(Web page and app entries)
⟨

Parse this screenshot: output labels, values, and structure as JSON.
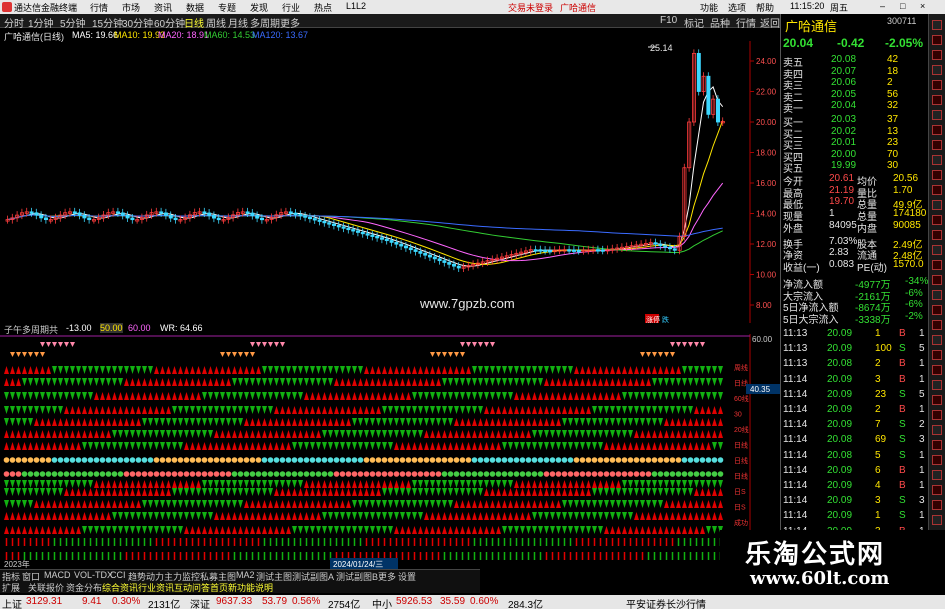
{
  "window": {
    "title": "通达信金融终端",
    "menus": [
      "行情",
      "市场",
      "资讯",
      "数据",
      "专题",
      "发现",
      "行业",
      "热点",
      "L1L2"
    ],
    "trade_links": [
      "交易未登录",
      "广哈通信"
    ],
    "right_menus": [
      "功能",
      "选项",
      "帮助"
    ],
    "clock": "11:15:20",
    "win_buttons": [
      "周五"
    ]
  },
  "periodbar": {
    "items": [
      "分时",
      "1分钟",
      "5分钟",
      "15分钟",
      "30分钟",
      "60分钟",
      "日线",
      "周线",
      "月线",
      "多周期",
      "更多"
    ],
    "active": "日线",
    "right_items": [
      "F10",
      "标记",
      "品种",
      "行情",
      "返回"
    ]
  },
  "ma_bar": {
    "label": "广哈通信(日线)",
    "ma5": "MA5: 19.66",
    "ma10": "MA10: 19.93",
    "ma20": "MA20: 18.91",
    "ma60": "MA60: 14.53",
    "ma120": "MA120: 13.67",
    "colors": {
      "ma5": "#ffffff",
      "ma10": "#ffe600",
      "ma20": "#ff66ff",
      "ma60": "#33cc33",
      "ma120": "#3a6bff"
    }
  },
  "price_chart": {
    "high_label": "25.14",
    "y_ticks": [
      "24.00",
      "22.00",
      "20.00",
      "18.00",
      "16.00",
      "14.00",
      "12.00",
      "10.00",
      "8.00"
    ],
    "watermark": "www.7gpzb.com",
    "bottom_tags": [
      "涨停",
      "跌"
    ]
  },
  "indicator": {
    "name": "子午多周期共",
    "values": [
      "-13.00",
      "50.00",
      "60.00"
    ],
    "wr": "WR: 64.66",
    "y_ticks": [
      "60.00",
      "40.00",
      "20.00",
      "0.00"
    ],
    "cross_label": "40.35",
    "row_labels": [
      "周线",
      "日线",
      "60线",
      "30",
      "20线",
      "日线",
      "日线",
      "日线",
      "日S",
      "日S",
      "成功"
    ],
    "dates": [
      "2023年",
      "2024/01/24/三"
    ]
  },
  "tabs_row1": [
    "指标",
    "窗口",
    "MACD",
    "VOL-TDX",
    "CCI",
    "趋势动力",
    "主力监控",
    "私募主图",
    "MA2",
    "测试主图",
    "测试副图A",
    "测试副图B",
    "更多",
    "设置"
  ],
  "tabs_row2": [
    "扩展",
    "关联报价",
    "资金分布",
    "综合资讯",
    "行业资讯",
    "互动问答",
    "首页新功能说明"
  ],
  "quote": {
    "name": "广哈通信",
    "code": "300711",
    "price": "20.04",
    "change": "-0.42",
    "pct": "-2.05%",
    "asks": [
      {
        "label": "卖五",
        "price": "20.08",
        "vol": "42"
      },
      {
        "label": "卖四",
        "price": "20.07",
        "vol": "18"
      },
      {
        "label": "卖三",
        "price": "20.06",
        "vol": "2"
      },
      {
        "label": "卖二",
        "price": "20.05",
        "vol": "56"
      },
      {
        "label": "卖一",
        "price": "20.04",
        "vol": "32"
      }
    ],
    "bids": [
      {
        "label": "买一",
        "price": "20.03",
        "vol": "37"
      },
      {
        "label": "买二",
        "price": "20.02",
        "vol": "13"
      },
      {
        "label": "买三",
        "price": "20.01",
        "vol": "23"
      },
      {
        "label": "买四",
        "price": "20.00",
        "vol": "70"
      },
      {
        "label": "买五",
        "price": "19.99",
        "vol": "30"
      }
    ],
    "stats": [
      {
        "l1": "今开",
        "v1": "20.61",
        "l2": "均价",
        "v2": "20.56"
      },
      {
        "l1": "最高",
        "v1": "21.19",
        "l2": "量比",
        "v2": "1.70"
      },
      {
        "l1": "最低",
        "v1": "19.70",
        "l2": "总量",
        "v2": "49.9亿"
      },
      {
        "l1": "现量",
        "v1": "1",
        "l2": "总量",
        "v2": "174180"
      },
      {
        "l1": "外盘",
        "v1": "84095",
        "l2": "内盘",
        "v2": "90085"
      },
      {
        "l1": "换手",
        "v1": "7.03%",
        "l2": "股本",
        "v2": "2.49亿"
      },
      {
        "l1": "净资",
        "v1": "2.83",
        "l2": "流通",
        "v2": "2.48亿"
      },
      {
        "l1": "收益(一)",
        "v1": "0.083",
        "l2": "PE(动)",
        "v2": "1570.0"
      }
    ],
    "flows": [
      {
        "label": "净流入额",
        "value": "-4977万",
        "pct": "-34%"
      },
      {
        "label": "大宗流入",
        "value": "-2161万",
        "pct": "-6%"
      },
      {
        "label": "5日净流入额",
        "value": "-8674万",
        "pct": "-6%"
      },
      {
        "label": "5日大宗流入",
        "value": "-3338万",
        "pct": "-2%"
      }
    ],
    "ticks": [
      {
        "t": "11:13",
        "p": "20.09",
        "v": "1",
        "d": "B",
        "n": "1"
      },
      {
        "t": "11:13",
        "p": "20.09",
        "v": "100",
        "d": "S",
        "n": "5"
      },
      {
        "t": "11:13",
        "p": "20.08",
        "v": "2",
        "d": "B",
        "n": "1"
      },
      {
        "t": "11:14",
        "p": "20.09",
        "v": "3",
        "d": "B",
        "n": "1"
      },
      {
        "t": "11:14",
        "p": "20.09",
        "v": "23",
        "d": "S",
        "n": "5"
      },
      {
        "t": "11:14",
        "p": "20.09",
        "v": "2",
        "d": "B",
        "n": "1"
      },
      {
        "t": "11:14",
        "p": "20.09",
        "v": "7",
        "d": "S",
        "n": "2"
      },
      {
        "t": "11:14",
        "p": "20.08",
        "v": "69",
        "d": "S",
        "n": "3"
      },
      {
        "t": "11:14",
        "p": "20.08",
        "v": "5",
        "d": "S",
        "n": "1"
      },
      {
        "t": "11:14",
        "p": "20.09",
        "v": "6",
        "d": "B",
        "n": "1"
      },
      {
        "t": "11:14",
        "p": "20.09",
        "v": "4",
        "d": "B",
        "n": "1"
      },
      {
        "t": "11:14",
        "p": "20.09",
        "v": "3",
        "d": "S",
        "n": "3"
      },
      {
        "t": "11:14",
        "p": "20.09",
        "v": "1",
        "d": "S",
        "n": "1"
      },
      {
        "t": "11:14",
        "p": "20.09",
        "v": "3",
        "d": "B",
        "n": "1"
      }
    ]
  },
  "status": {
    "sh_label": "上证",
    "sh_val": "3129.31",
    "sh_chg": "9.41",
    "sh_pct": "0.30%",
    "sh_amt": "2131亿",
    "sz_label": "深证",
    "sz_val": "9637.33",
    "sz_chg": "53.79",
    "sz_pct": "0.56%",
    "sz_amt": "2754亿",
    "zx_label": "中小",
    "zx_val": "5926.53",
    "zx_chg": "35.59",
    "zx_pct": "0.60%",
    "zx_amt": "284.3亿",
    "broker": "平安证券长沙行情"
  },
  "watermark_site": {
    "line1": "乐淘公式网",
    "line2": "www.60lt.com"
  }
}
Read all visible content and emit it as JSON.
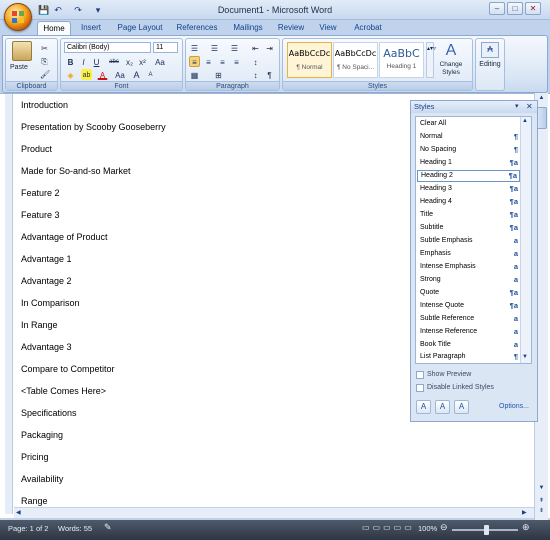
{
  "window": {
    "title": "Document1 - Microsoft Word",
    "buttons": [
      "–",
      "□",
      "✕"
    ]
  },
  "quick_access": {
    "icons": [
      "save-icon",
      "undo-icon",
      "redo-icon",
      "customize-icon"
    ],
    "glyphs": [
      "💾",
      "↶",
      "↷",
      "▾"
    ]
  },
  "tabs": [
    "Home",
    "Insert",
    "Page Layout",
    "References",
    "Mailings",
    "Review",
    "View",
    "Acrobat"
  ],
  "active_tab": "Home",
  "ribbon": {
    "clipboard": {
      "label": "Clipboard",
      "paste": "Paste"
    },
    "font": {
      "label": "Font",
      "name": "Calibri (Body)",
      "size": "11",
      "buttons_row1": [
        "A",
        "A",
        "🅰"
      ],
      "buttons_row2": [
        "B",
        "I",
        "U",
        "abc",
        "x₂",
        "x²",
        "Aa"
      ],
      "buttons_row3": [
        "A",
        "ab",
        "A",
        "Aa",
        "A",
        "A"
      ]
    },
    "paragraph": {
      "label": "Paragraph",
      "row1": [
        "☰",
        "☰",
        "☰",
        "⇤",
        "⇥",
        "↕",
        "¶"
      ],
      "row2": [
        "≡",
        "≡",
        "≡",
        "≡",
        "↕",
        "▦",
        "⊞"
      ]
    },
    "styles": {
      "label": "Styles",
      "gallery": [
        {
          "preview": "AaBbCcDc",
          "name": "¶ Normal"
        },
        {
          "preview": "AaBbCcDc",
          "name": "¶ No Spaci..."
        },
        {
          "preview": "AaBbC",
          "name": "Heading 1"
        }
      ],
      "change_styles": "Change Styles",
      "editing": "Editing"
    }
  },
  "document": {
    "lines": [
      "Introduction",
      "Presentation by Scooby Gooseberry",
      "Product",
      "Made for So-and-so Market",
      "Feature 2",
      "Feature 3",
      "Advantage of Product",
      "Advantage 1",
      "Advantage 2",
      "In Comparison",
      "In Range",
      "Advantage 3",
      "Compare to Competitor",
      "<Table Comes Here>",
      "Specifications",
      "Packaging",
      "Pricing",
      "Availability",
      "Range"
    ]
  },
  "styles_pane": {
    "title": "Styles",
    "items": [
      {
        "label": "Clear All",
        "marker": ""
      },
      {
        "label": "Normal",
        "marker": "¶"
      },
      {
        "label": "No Spacing",
        "marker": "¶"
      },
      {
        "label": "Heading 1",
        "marker": "¶a"
      },
      {
        "label": "Heading 2",
        "marker": "¶a"
      },
      {
        "label": "Heading 3",
        "marker": "¶a"
      },
      {
        "label": "Heading 4",
        "marker": "¶a"
      },
      {
        "label": "Title",
        "marker": "¶a"
      },
      {
        "label": "Subtitle",
        "marker": "¶a"
      },
      {
        "label": "Subtle Emphasis",
        "marker": "a"
      },
      {
        "label": "Emphasis",
        "marker": "a"
      },
      {
        "label": "Intense Emphasis",
        "marker": "a"
      },
      {
        "label": "Strong",
        "marker": "a"
      },
      {
        "label": "Quote",
        "marker": "¶a"
      },
      {
        "label": "Intense Quote",
        "marker": "¶a"
      },
      {
        "label": "Subtle Reference",
        "marker": "a"
      },
      {
        "label": "Intense Reference",
        "marker": "a"
      },
      {
        "label": "Book Title",
        "marker": "a"
      },
      {
        "label": "List Paragraph",
        "marker": "¶"
      }
    ],
    "selected": "Heading 2",
    "show_preview": "Show Preview",
    "disable_linked": "Disable Linked Styles",
    "options": "Options...",
    "bottom_buttons": [
      "A",
      "A",
      "A"
    ]
  },
  "status_bar": {
    "page": "Page: 1 of 2",
    "words": "Words: 55",
    "zoom": "100%"
  },
  "colors": {
    "accent": "#15428b",
    "ribbon_bg": "#dbe7f6",
    "status_bg": "#2d3642"
  }
}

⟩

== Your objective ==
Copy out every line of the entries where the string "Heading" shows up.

== Response for this exercise ==
          "name": "Heading 1"
        "label": "Heading 1",
        "label": "Heading 2",
        "label": "Heading 3",
        "label": "Heading 4",
    "selected": "Heading 2",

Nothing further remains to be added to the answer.